=== Input data ===
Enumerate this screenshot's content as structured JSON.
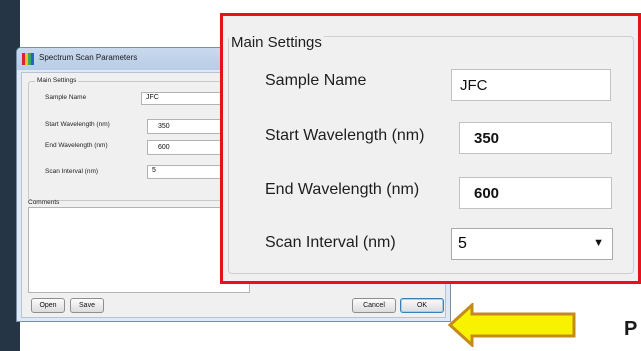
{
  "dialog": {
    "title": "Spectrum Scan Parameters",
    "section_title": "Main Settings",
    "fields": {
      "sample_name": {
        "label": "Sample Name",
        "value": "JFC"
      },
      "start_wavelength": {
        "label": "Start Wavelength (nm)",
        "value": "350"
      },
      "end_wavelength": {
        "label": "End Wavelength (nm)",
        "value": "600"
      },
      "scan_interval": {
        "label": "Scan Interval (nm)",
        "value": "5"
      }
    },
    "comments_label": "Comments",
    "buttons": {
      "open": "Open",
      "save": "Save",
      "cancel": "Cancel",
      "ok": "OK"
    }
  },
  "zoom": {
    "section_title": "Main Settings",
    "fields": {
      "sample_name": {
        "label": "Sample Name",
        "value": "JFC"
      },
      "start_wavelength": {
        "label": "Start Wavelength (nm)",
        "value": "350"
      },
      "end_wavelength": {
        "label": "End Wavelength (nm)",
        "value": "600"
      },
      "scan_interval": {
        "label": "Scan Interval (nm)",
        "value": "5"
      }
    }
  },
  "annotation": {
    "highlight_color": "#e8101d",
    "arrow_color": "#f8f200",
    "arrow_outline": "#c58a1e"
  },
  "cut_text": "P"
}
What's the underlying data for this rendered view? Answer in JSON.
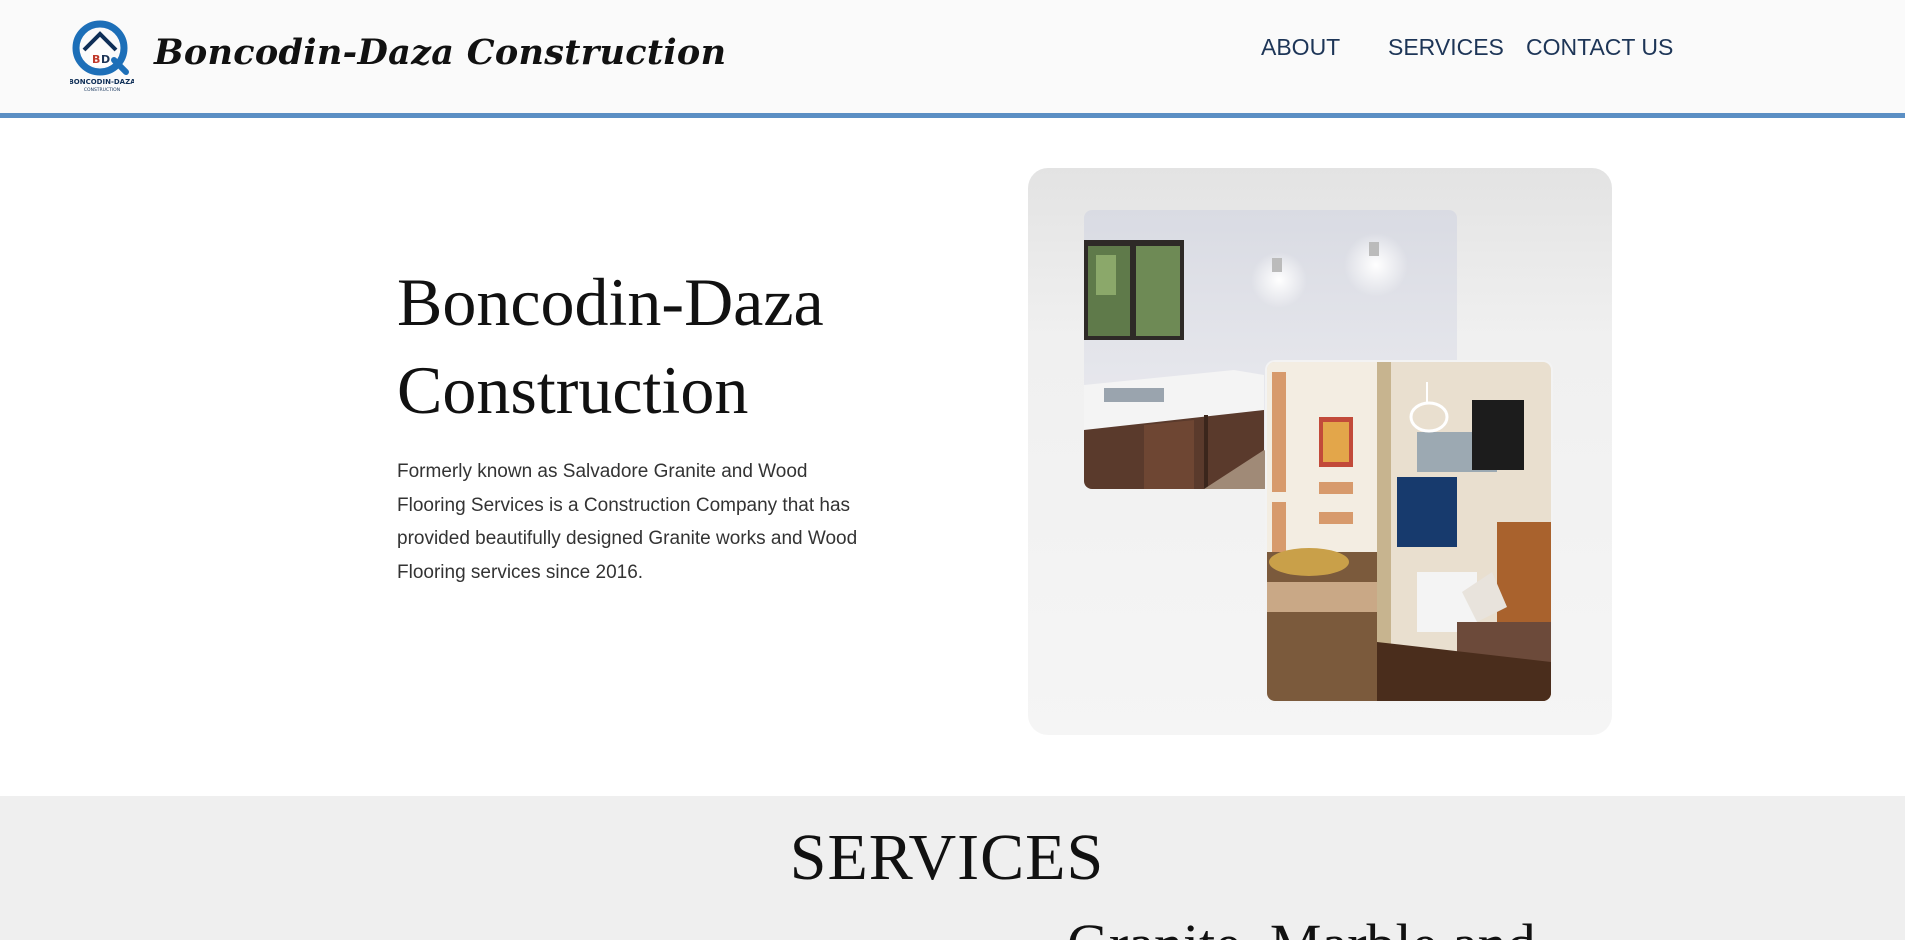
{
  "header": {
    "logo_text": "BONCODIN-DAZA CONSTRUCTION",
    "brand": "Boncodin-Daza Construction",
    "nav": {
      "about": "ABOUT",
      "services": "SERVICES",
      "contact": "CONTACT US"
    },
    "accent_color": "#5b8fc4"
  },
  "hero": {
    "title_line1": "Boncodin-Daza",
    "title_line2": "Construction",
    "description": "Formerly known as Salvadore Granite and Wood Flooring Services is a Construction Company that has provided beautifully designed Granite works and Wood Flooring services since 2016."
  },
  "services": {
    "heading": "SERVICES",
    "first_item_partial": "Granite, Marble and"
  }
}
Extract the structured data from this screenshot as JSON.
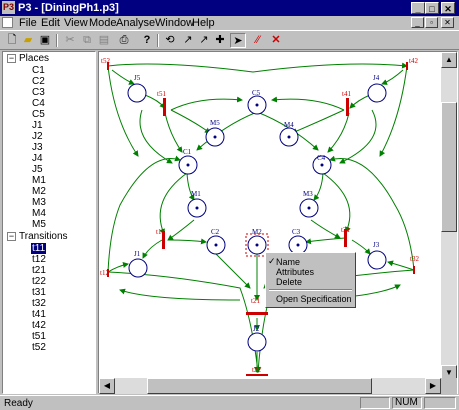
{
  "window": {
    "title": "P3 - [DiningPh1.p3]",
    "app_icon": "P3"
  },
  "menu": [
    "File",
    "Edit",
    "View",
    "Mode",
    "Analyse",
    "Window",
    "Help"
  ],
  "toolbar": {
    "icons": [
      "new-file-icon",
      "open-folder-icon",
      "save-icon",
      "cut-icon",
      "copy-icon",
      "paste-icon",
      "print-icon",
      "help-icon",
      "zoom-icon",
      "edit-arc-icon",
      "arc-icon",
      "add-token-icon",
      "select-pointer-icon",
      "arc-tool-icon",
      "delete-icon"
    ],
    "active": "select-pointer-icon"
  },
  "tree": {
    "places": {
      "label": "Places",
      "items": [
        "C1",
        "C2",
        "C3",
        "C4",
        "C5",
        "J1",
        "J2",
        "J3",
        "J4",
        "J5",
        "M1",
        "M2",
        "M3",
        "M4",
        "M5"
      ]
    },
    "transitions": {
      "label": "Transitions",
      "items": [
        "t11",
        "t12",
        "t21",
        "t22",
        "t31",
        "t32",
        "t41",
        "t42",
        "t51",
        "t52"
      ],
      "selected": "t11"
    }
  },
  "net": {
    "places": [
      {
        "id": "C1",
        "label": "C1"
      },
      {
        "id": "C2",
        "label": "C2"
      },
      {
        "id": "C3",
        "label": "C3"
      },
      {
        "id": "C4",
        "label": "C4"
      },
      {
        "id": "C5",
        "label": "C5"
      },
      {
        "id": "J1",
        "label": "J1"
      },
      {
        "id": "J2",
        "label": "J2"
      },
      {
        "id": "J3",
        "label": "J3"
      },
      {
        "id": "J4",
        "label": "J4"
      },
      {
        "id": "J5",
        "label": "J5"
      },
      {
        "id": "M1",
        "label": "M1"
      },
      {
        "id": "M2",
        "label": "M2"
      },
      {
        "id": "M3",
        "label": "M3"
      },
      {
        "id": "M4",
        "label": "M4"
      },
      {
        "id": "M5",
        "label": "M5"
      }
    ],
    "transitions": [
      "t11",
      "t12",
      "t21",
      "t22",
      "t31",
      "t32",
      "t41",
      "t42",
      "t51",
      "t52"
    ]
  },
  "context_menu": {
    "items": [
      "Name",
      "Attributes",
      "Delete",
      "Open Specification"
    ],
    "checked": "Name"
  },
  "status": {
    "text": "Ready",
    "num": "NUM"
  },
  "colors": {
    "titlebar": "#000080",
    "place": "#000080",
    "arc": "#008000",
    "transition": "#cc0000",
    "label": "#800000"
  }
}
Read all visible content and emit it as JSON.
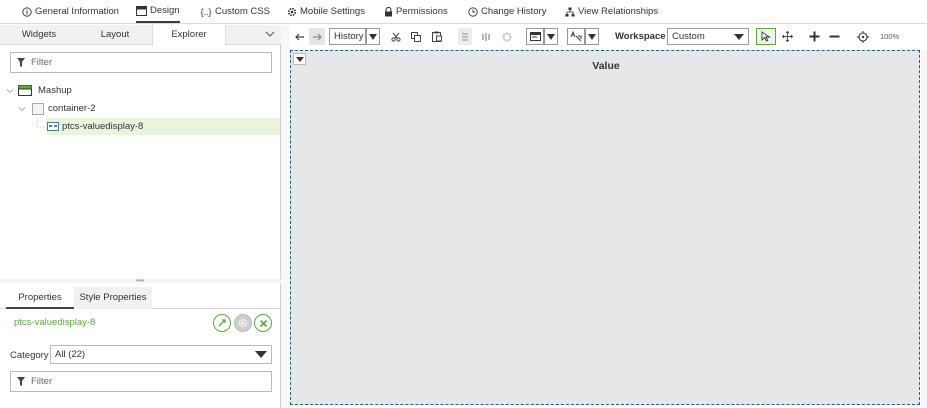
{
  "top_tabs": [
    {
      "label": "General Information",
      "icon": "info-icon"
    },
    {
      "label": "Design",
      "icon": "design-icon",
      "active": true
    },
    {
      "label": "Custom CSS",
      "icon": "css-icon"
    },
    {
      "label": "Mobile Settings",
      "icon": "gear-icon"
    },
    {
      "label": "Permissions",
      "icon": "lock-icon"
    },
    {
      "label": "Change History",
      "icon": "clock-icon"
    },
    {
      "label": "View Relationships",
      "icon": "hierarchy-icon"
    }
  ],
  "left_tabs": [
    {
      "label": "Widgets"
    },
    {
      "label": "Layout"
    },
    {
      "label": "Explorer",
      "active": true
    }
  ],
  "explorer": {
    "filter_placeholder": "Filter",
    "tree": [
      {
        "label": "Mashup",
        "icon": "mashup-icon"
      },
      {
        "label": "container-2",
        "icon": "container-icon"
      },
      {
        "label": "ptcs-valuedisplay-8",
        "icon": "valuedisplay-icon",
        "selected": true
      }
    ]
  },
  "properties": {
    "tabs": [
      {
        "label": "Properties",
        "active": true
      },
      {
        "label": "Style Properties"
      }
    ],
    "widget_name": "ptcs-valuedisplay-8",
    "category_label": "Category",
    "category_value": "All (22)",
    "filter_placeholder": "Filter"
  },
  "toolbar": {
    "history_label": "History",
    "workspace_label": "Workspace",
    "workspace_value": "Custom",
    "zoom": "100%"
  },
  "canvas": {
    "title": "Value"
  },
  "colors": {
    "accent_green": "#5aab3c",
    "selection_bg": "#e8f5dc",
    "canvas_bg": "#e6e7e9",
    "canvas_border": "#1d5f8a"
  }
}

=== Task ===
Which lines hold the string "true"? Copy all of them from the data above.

=== Written solution ===
      "active": true
      "active": true
        "selected": true
        "active": true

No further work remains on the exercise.